In keeping with its resolve to take the reform agenda forward despite political odds, the Narendra Modi government has decided to issue an ordinance, amending the much-decried land acquisition law that came into force a year ago and making it easier for Corporate India to get land to set up defence production units, develop “affordable housing” projects and even create townships along industrial corridors. As per the ordinance, recommended for promulgation to the President by the Cabinet on Monday, these projects will be exempt from the onerous requirements of consent from a vast majority of the “affected families” and social impact assessment (SIA).
Also, “infrastructure projects” under the public-private partnership (PPP) mode covering a whole gamut of capital-intensive sectors that are currently troubled by investment apathy, like highways, expressways, ports, and metro rail projects, will also enjoy waiver from consent and SIA clauses if the ordinance gets President’s assent.
The compensation for those displaced by land acquisition, prescribed in the 2013 Act — which is four times the market value of the land in rural areas and twice the market value in urban areas — will, however, remain and so will the rehabilitation and resettlement (R&R) requirements. In fact, the ordinance seeks to extend the compensation and R&R measures to a clutch of major sectors like national highways, metro rail, electricity transmission and atomic energy that were exempt from the same under sector-specific Acts.
Effectively, these changes mean the consent and SIA requirements would now be applicable to only private manufacturing units, mining projects, large real estate projects and steel, copper and aluminium complexes where the land is either acquired by a private business or by the government on its behalf. The compensation and rehabilitation and resettlement obligations will be almost universal for all land acquisitions.
In the case of government and PPP ventures, the land rights will vest with the government and in the case of private projects, with the firm concerned. In these areas, one solace for the private sector is that states are empowered to define the minimum size of a project to require consent and SIA compliance.
Stating that the proposed amendments would further strengthen the protection of the interest of affected families, the government said the changes were also “pro-development” as procedural difficulties (read consent and SIA clauses) have been removed to meet strategic and developmental needs of the country. “…the present changes allow a fast-track process for defence and defence production, rural infrastructure including electrification, housing for poor including affordable housing, industrial corridors and infrastructure projects including projects taken up under public-private partnership mode where ownership of the and continues to be vested with the government”, a government release said.

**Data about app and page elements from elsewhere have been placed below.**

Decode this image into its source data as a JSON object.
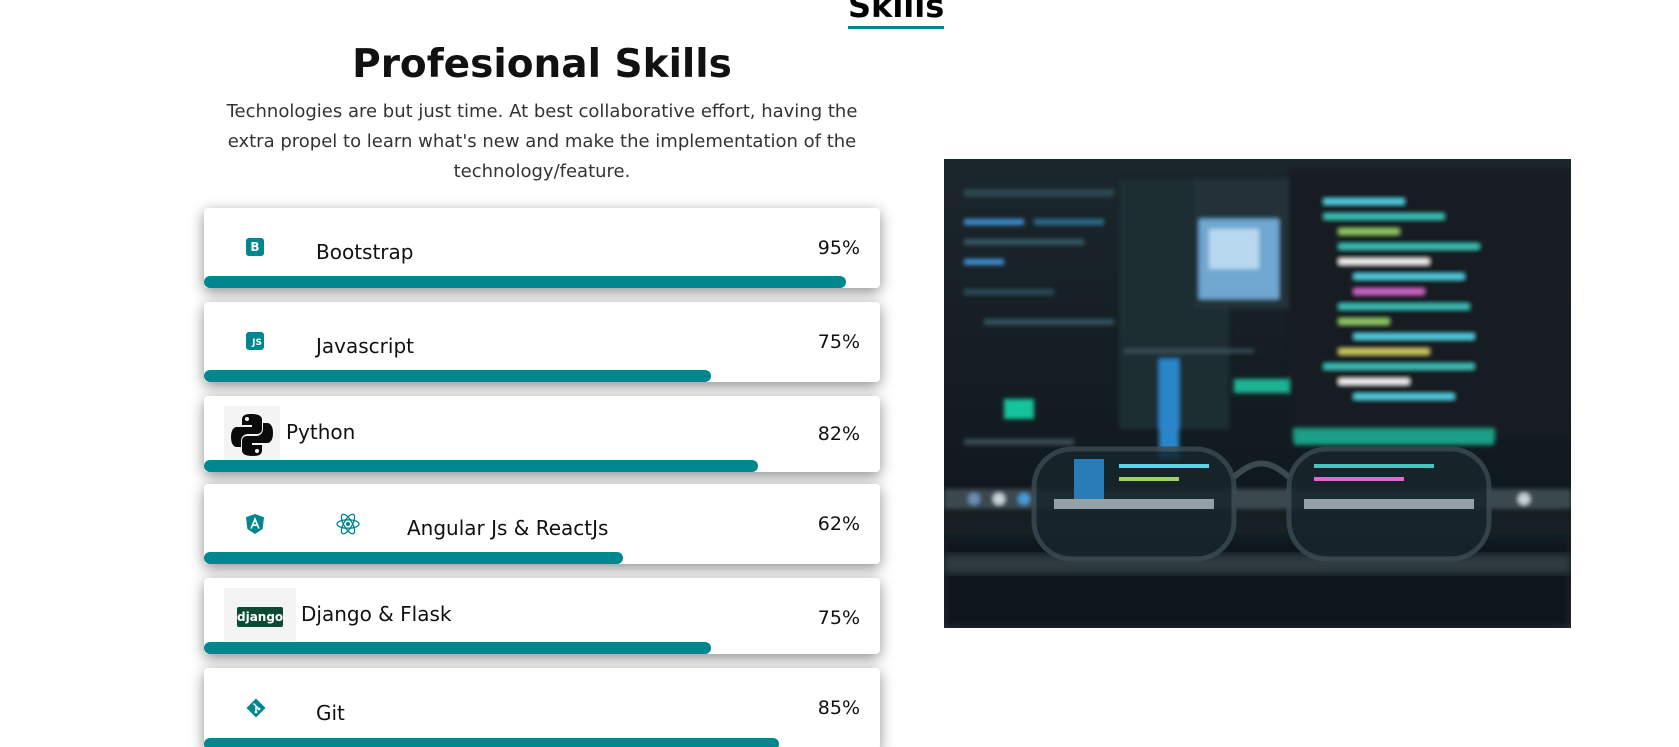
{
  "section": {
    "title": "Skills"
  },
  "professional": {
    "title": "Profesional Skills",
    "intro": "Technologies are but just time. At best collaborative effort, having the extra propel to learn what's new and make the implementation of the technology/feature."
  },
  "skills": [
    {
      "name": "Bootstrap",
      "percent_label": "95%",
      "level": 0.95,
      "icon": "bootstrap-icon"
    },
    {
      "name": "Javascript",
      "percent_label": "75%",
      "level": 0.75,
      "icon": "javascript-icon"
    },
    {
      "name": "Python",
      "percent_label": "82%",
      "level": 0.82,
      "icon": "python-logo-icon"
    },
    {
      "name": "Angular Js & ReactJs",
      "percent_label": "62%",
      "level": 0.62,
      "icon": "angular-icon"
    },
    {
      "name": "Django & Flask",
      "percent_label": "75%",
      "level": 0.75,
      "icon": "django-logo-icon",
      "logo_text": "django"
    },
    {
      "name": "Git",
      "percent_label": "85%",
      "level": 0.85,
      "icon": "git-icon"
    }
  ],
  "colors": {
    "accent": "#00868f",
    "django": "#0c4b33"
  },
  "js_icon_text": "JS",
  "bootstrap_icon_text": "B"
}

Addressing the media, finance minister Arun Jaitley clarified that the proposed waiver from consent and SIA for affordable housing projects would be restricted to projects consisting only of dwelling units defined as affordable and not projects including units above that threshold as well. Asked whether rural infrastructure would also include rural roads, the minister said attendant facilities to rural roads like drainage systems would be.
Most state governments and industry had raised concerns over the consent and SIA clauses in the Right to Fair Compensation and Transparency in Land Acquisition, Rehabilitation and Resettlement Act, 2013, saying they were impractical and created undue burden on project developers. Industry bodies like CII have also noted that the Act jacked up land acquisition cost by three times, rendering projects unviable and thwarting investments in a struggling economy.
The Modi government, which has met with a non-cooperative Opposition in the just-concluded winter session, has since been resorting to the ordinance route to carry out the much-needed economic reforms. Last week, it issued an ordinance raising the foreign investment limit in the insurance sector to 49% and for reallocation of the coal blocks cancelled by the Supreme Court. These ordinances would need to be re-issued if Parliament fails to ratify them in the Budget session. Given that the composition of the Rajya Sabha, where the government is in a minority, is not going to be different during the Budget session, there’s no guarantee Parliament will approve the relevant laws in the coming session. Unless the two Houses separately reject the amendments, the government can’t even call a joint session of Parliament where the BJP-led coalition will have a majority.
The 2013 Act stipulates that consent of at least 70% of the project-affected people is mandatory for acquiring land for projects under the PPP model. As for acquiring land for private companies involving projects aimed at public purpose (which includes manufacturing industry also), consent of 80% of the people affected is required.